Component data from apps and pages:
-- Opening Marker --

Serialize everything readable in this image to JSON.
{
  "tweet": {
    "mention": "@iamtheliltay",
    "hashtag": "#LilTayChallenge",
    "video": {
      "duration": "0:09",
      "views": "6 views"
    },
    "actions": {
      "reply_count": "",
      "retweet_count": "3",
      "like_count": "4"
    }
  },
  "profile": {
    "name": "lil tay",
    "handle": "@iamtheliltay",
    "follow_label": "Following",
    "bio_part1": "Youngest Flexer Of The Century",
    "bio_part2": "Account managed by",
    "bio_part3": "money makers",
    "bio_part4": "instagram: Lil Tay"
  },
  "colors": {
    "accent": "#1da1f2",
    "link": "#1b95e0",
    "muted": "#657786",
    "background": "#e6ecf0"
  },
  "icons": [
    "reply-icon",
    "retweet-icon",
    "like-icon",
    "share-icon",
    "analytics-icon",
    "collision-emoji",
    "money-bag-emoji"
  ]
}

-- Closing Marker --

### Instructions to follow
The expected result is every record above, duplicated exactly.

### Answer box
Serialize everything readable in this image to JSON.
{
  "tweet": {
    "mention": "@iamtheliltay",
    "hashtag": "#LilTayChallenge",
    "video": {
      "duration": "0:09",
      "views": "6 views"
    },
    "actions": {
      "reply_count": "",
      "retweet_count": "3",
      "like_count": "4"
    }
  },
  "profile": {
    "name": "lil tay",
    "handle": "@iamtheliltay",
    "follow_label": "Following",
    "bio_part1": "Youngest Flexer Of The Century",
    "bio_part2": "Account managed by",
    "bio_part3": "money makers",
    "bio_part4": "instagram: Lil Tay"
  },
  "colors": {
    "accent": "#1da1f2",
    "link": "#1b95e0",
    "muted": "#657786",
    "background": "#e6ecf0"
  },
  "icons": [
    "reply-icon",
    "retweet-icon",
    "like-icon",
    "share-icon",
    "analytics-icon",
    "collision-emoji",
    "money-bag-emoji"
  ]
}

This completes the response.